I suspect that many people are like me in not believing we are in a deflationary situation. It is complete cobblers and should not be influencing economic policy.
The principal reason why the RPI is dropping into negative territory is that interest rates have been destroyed in recent months. This allegedly reduces the cost of living, which is rubbish for a shedload of people, including pensioners, those who have
paid off their mortgage and those who are either in fixed deals or have not been able to negotiate a better rate because of their LTV situation, etc.
When I look at my own situation, I know that my family's cost of living is definitely going up, and I suspect that is true for the majority of the UK. In any case, a reduction in interest rates is temporary and surely those in deep debt are using any relief
they are getting in their mortgage payments to accelerate the rate at which they are paying down that debt. should that be the case, their day-to-day 'cost of living' has not improved.
The price of food continues to rise, masked by 'special offers' that are only available to those who can buy and store.

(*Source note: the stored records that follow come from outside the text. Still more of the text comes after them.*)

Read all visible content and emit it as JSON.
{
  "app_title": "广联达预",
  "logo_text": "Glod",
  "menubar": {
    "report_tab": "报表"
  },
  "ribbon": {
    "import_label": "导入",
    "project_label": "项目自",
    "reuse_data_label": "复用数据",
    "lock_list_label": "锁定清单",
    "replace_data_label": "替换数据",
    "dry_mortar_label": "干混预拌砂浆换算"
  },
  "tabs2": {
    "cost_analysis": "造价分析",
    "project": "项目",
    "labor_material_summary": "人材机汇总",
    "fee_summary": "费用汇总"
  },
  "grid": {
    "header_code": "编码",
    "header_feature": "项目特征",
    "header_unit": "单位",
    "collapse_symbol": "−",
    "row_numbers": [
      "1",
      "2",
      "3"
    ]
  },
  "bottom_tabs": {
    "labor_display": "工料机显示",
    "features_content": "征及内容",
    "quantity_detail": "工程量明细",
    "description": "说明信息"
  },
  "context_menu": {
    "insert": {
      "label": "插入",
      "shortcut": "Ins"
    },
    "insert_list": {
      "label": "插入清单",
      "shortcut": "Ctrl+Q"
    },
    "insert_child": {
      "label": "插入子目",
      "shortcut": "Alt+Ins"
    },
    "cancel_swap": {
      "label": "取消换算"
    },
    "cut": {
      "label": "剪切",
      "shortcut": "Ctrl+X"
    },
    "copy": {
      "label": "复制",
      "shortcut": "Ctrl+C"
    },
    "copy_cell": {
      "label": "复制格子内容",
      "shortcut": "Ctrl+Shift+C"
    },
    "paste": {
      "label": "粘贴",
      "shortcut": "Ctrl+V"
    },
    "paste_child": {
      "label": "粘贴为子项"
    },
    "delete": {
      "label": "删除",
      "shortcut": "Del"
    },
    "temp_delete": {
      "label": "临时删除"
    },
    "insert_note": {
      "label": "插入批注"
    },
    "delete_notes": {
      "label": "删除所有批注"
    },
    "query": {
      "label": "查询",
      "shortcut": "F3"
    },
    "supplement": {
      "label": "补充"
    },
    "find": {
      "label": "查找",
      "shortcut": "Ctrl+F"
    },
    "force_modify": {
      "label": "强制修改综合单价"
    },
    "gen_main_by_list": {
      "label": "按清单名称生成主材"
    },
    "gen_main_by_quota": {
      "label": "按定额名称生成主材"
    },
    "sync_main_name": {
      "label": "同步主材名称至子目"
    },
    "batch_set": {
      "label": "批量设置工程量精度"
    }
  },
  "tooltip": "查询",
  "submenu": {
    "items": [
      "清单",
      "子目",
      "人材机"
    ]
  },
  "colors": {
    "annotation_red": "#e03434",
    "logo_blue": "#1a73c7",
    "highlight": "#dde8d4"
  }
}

The cost of imported goods are going up because of the exchange rate - and much of the range of electrical goods on sale in the UK are
imported. I know this because I have had my eye on an electrical item that I know has gone up since the end of the January sales - likewise with regard to furniture.
So, let's not look at one figure that measures a hypothetical basket, but instead look at some real-life examples, then base policy on what is really happening to the majority of people in the country. I think we'll find that the reality is different for
Because of this inaccurate assessment, we'll no doubt see yet more dubloons sprayed around the country in the most inappropriate fashion, when we need to see targeted help, aimed at those who are in the most difficulty with their debts, to get everyone's
'balance sheets' back in working order. Only then will we see an end to this crisis.